What’s actually happening? Production breeding does its work with the chicken traits that you cannot ‘see’ directly. About 70% of the chicken genome is devoted to embryonic development, and almost all of the rest is involved with metabolism, body maintenance, immunity, digestion, etc. (Only a very tiny number of genes determine feather colour and pattern, comb shape, etc.) It takes large combinations of these ‘invisible genes’ to grow, nurture and protect all the body parts that are needed for egg production, body building and good health.
Production breeders seek to maintain the healthy variation in their flock by producing large numbers of offspring every year. This reduces the loss rate of the less common gene forms (alleles). They maintain many more roosters than are needed for simple fertility – roosters are half the genetic population! They also like to increase the number of different alleles (genetic variants) available in their flock, which can only be done by adding new birds that carry some of the alleles that didn’t get included in the original flock’s endowment.
In other words, they breed like the farmers of 100+ years ago, only with better data collection skills and knowledge of the genetic principles in play.
How are parent birds selected? Not by putting photos up on Facebook, that’s for sure! Production breeders select roosters and hens by performance, not by looks. When you think about it, all other livestock are selected by performance – hogs have to grow a body that would dress out best, race horses have to win races, sheep have to produce good quality wool – why should chickens be bred just to look like a picture?
The breeder should have a short list of utility traits that they wish to maximize, such as growth rate and egg size. For the most rapid improvement it usually is necessary to tag the chicks individually so that performance can be tracked as they mature and go through their first year of lay. But remember, farmers did this long before tags were invented – they had a good eye and knew their birds very well.
It is important to keep records. People fool themselves very easily, and this year’s crop always looks better than last year’s crop, but you should keep records to know how much improved they are. You should also track offspring from different line crosses – which ones worked best?
The Next Level – Two Parent Lines. When people learned to produce sexable chicks with the feather sexing trait, which requires separate mother and father lines, they discovered that maintaining two lines that carry different genetic variants you can get an even more improved ‘product’ generation. Sort of like a hybrid, but completely within the breed. You can do the same with or without the feather sexing trait.

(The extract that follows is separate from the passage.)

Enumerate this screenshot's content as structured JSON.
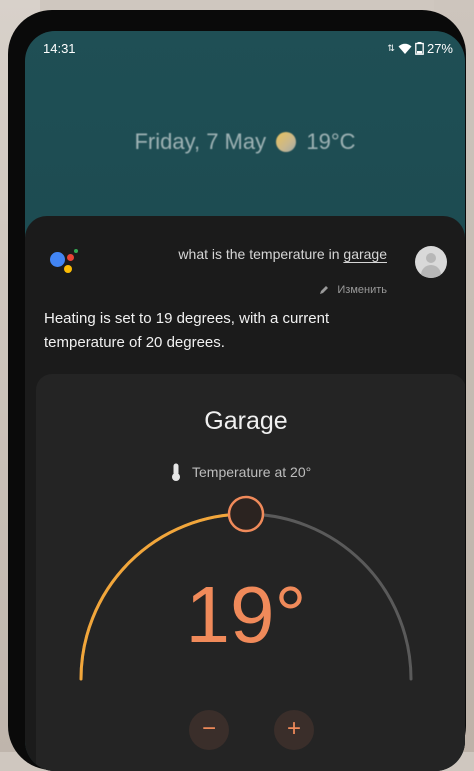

Make your own breed. Production Breeding techniques can be used to advance beyond the original utility capacity of a single breed and produce something even more productive. There is no inherent reason to be constrained by the breed definitions that were chosen for showing. In fact, all new breeds of chickens have been produced by combining several different breeds – often from different continents – which creates a tremendous increase in genetic variation. When you read the histories of all of the American breeds, you will see that this is what was done. If you know what traits you want, Production Breeding is the way to get them ‘consolidated’ in your flock.
But for most of us who aren’t driven to create a new breed, Production Breeding still makes more sense for small breeders than show breeding.
Production Breeding is simple:
Choose breeders by performance
Produce enough chicks to find outstanding individuals
Bring in a fresh line every few years to deepen the flock
If you do this consistently you will develop a nice line that performs just the way that suits you best. And you can feel good about being part of the solution for heritage chicken survival.